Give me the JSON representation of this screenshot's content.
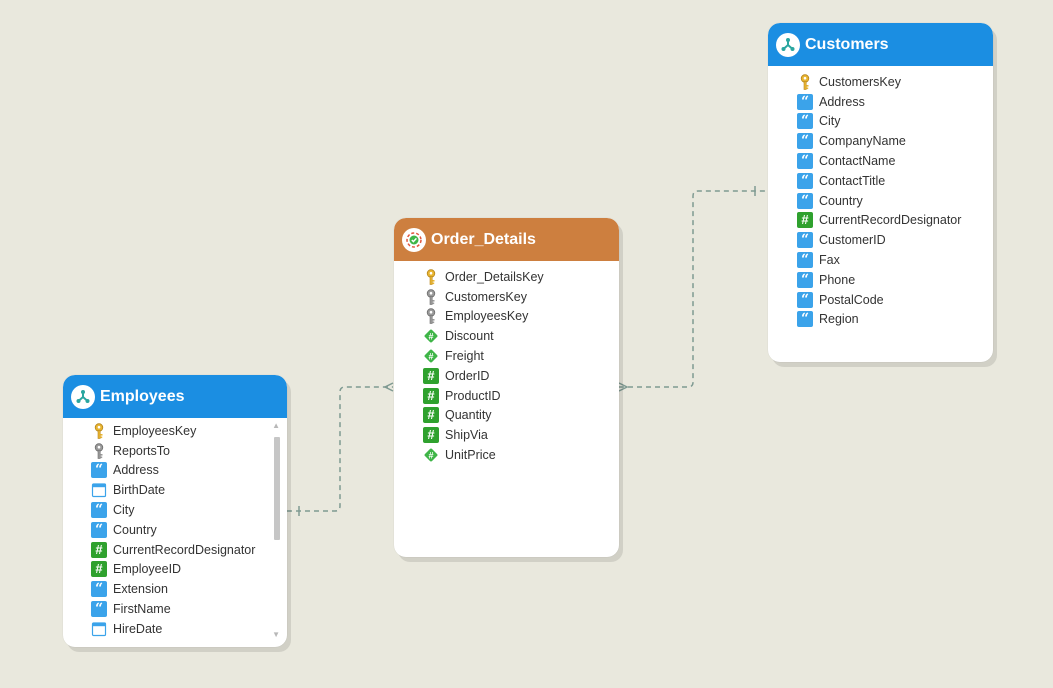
{
  "tables": {
    "customers": {
      "title": "Customers",
      "fields": [
        {
          "name": "CustomersKey",
          "icon": "primary-key-icon"
        },
        {
          "name": "Address",
          "icon": "string-field-icon"
        },
        {
          "name": "City",
          "icon": "string-field-icon"
        },
        {
          "name": "CompanyName",
          "icon": "string-field-icon"
        },
        {
          "name": "ContactName",
          "icon": "string-field-icon"
        },
        {
          "name": "ContactTitle",
          "icon": "string-field-icon"
        },
        {
          "name": "Country",
          "icon": "string-field-icon"
        },
        {
          "name": "CurrentRecordDesignator",
          "icon": "integer-field-icon"
        },
        {
          "name": "CustomerID",
          "icon": "string-field-icon"
        },
        {
          "name": "Fax",
          "icon": "string-field-icon"
        },
        {
          "name": "Phone",
          "icon": "string-field-icon"
        },
        {
          "name": "PostalCode",
          "icon": "string-field-icon"
        },
        {
          "name": "Region",
          "icon": "string-field-icon"
        }
      ]
    },
    "order_details": {
      "title": "Order_Details",
      "fields": [
        {
          "name": "Order_DetailsKey",
          "icon": "primary-key-icon"
        },
        {
          "name": "CustomersKey",
          "icon": "foreign-key-icon"
        },
        {
          "name": "EmployeesKey",
          "icon": "foreign-key-icon"
        },
        {
          "name": "Discount",
          "icon": "decimal-field-icon"
        },
        {
          "name": "Freight",
          "icon": "decimal-field-icon"
        },
        {
          "name": "OrderID",
          "icon": "integer-field-icon"
        },
        {
          "name": "ProductID",
          "icon": "integer-field-icon"
        },
        {
          "name": "Quantity",
          "icon": "integer-field-icon"
        },
        {
          "name": "ShipVia",
          "icon": "integer-field-icon"
        },
        {
          "name": "UnitPrice",
          "icon": "decimal-field-icon"
        }
      ]
    },
    "employees": {
      "title": "Employees",
      "fields": [
        {
          "name": "EmployeesKey",
          "icon": "primary-key-icon"
        },
        {
          "name": "ReportsTo",
          "icon": "foreign-key-icon"
        },
        {
          "name": "Address",
          "icon": "string-field-icon"
        },
        {
          "name": "BirthDate",
          "icon": "date-field-icon"
        },
        {
          "name": "City",
          "icon": "string-field-icon"
        },
        {
          "name": "Country",
          "icon": "string-field-icon"
        },
        {
          "name": "CurrentRecordDesignator",
          "icon": "integer-field-icon"
        },
        {
          "name": "EmployeeID",
          "icon": "integer-field-icon"
        },
        {
          "name": "Extension",
          "icon": "string-field-icon"
        },
        {
          "name": "FirstName",
          "icon": "string-field-icon"
        },
        {
          "name": "HireDate",
          "icon": "date-field-icon"
        }
      ]
    }
  },
  "colors": {
    "dimension_header": "#1b8ee2",
    "fact_header": "#cd7f3f",
    "string_icon": "#3ba3ea",
    "integer_icon": "#2fa12e",
    "decimal_icon": "#3fb548",
    "key_icon": "#e8b532",
    "foreign_key_icon": "#8c8c8c",
    "connector": "#7f9a92",
    "background": "#e9e8dd"
  }
}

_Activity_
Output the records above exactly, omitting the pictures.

_Result of this exercise_
Give me the JSON representation of this screenshot's content.
{
  "tables": {
    "customers": {
      "title": "Customers",
      "fields": [
        {
          "name": "CustomersKey",
          "icon": "primary-key-icon"
        },
        {
          "name": "Address",
          "icon": "string-field-icon"
        },
        {
          "name": "City",
          "icon": "string-field-icon"
        },
        {
          "name": "CompanyName",
          "icon": "string-field-icon"
        },
        {
          "name": "ContactName",
          "icon": "string-field-icon"
        },
        {
          "name": "ContactTitle",
          "icon": "string-field-icon"
        },
        {
          "name": "Country",
          "icon": "string-field-icon"
        },
        {
          "name": "CurrentRecordDesignator",
          "icon": "integer-field-icon"
        },
        {
          "name": "CustomerID",
          "icon": "string-field-icon"
        },
        {
          "name": "Fax",
          "icon": "string-field-icon"
        },
        {
          "name": "Phone",
          "icon": "string-field-icon"
        },
        {
          "name": "PostalCode",
          "icon": "string-field-icon"
        },
        {
          "name": "Region",
          "icon": "string-field-icon"
        }
      ]
    },
    "order_details": {
      "title": "Order_Details",
      "fields": [
        {
          "name": "Order_DetailsKey",
          "icon": "primary-key-icon"
        },
        {
          "name": "CustomersKey",
          "icon": "foreign-key-icon"
        },
        {
          "name": "EmployeesKey",
          "icon": "foreign-key-icon"
        },
        {
          "name": "Discount",
          "icon": "decimal-field-icon"
        },
        {
          "name": "Freight",
          "icon": "decimal-field-icon"
        },
        {
          "name": "OrderID",
          "icon": "integer-field-icon"
        },
        {
          "name": "ProductID",
          "icon": "integer-field-icon"
        },
        {
          "name": "Quantity",
          "icon": "integer-field-icon"
        },
        {
          "name": "ShipVia",
          "icon": "integer-field-icon"
        },
        {
          "name": "UnitPrice",
          "icon": "decimal-field-icon"
        }
      ]
    },
    "employees": {
      "title": "Employees",
      "fields": [
        {
          "name": "EmployeesKey",
          "icon": "primary-key-icon"
        },
        {
          "name": "ReportsTo",
          "icon": "foreign-key-icon"
        },
        {
          "name": "Address",
          "icon": "string-field-icon"
        },
        {
          "name": "BirthDate",
          "icon": "date-field-icon"
        },
        {
          "name": "City",
          "icon": "string-field-icon"
        },
        {
          "name": "Country",
          "icon": "string-field-icon"
        },
        {
          "name": "CurrentRecordDesignator",
          "icon": "integer-field-icon"
        },
        {
          "name": "EmployeeID",
          "icon": "integer-field-icon"
        },
        {
          "name": "Extension",
          "icon": "string-field-icon"
        },
        {
          "name": "FirstName",
          "icon": "string-field-icon"
        },
        {
          "name": "HireDate",
          "icon": "date-field-icon"
        }
      ]
    }
  },
  "colors": {
    "dimension_header": "#1b8ee2",
    "fact_header": "#cd7f3f",
    "string_icon": "#3ba3ea",
    "integer_icon": "#2fa12e",
    "decimal_icon": "#3fb548",
    "key_icon": "#e8b532",
    "foreign_key_icon": "#8c8c8c",
    "connector": "#7f9a92",
    "background": "#e9e8dd"
  }
}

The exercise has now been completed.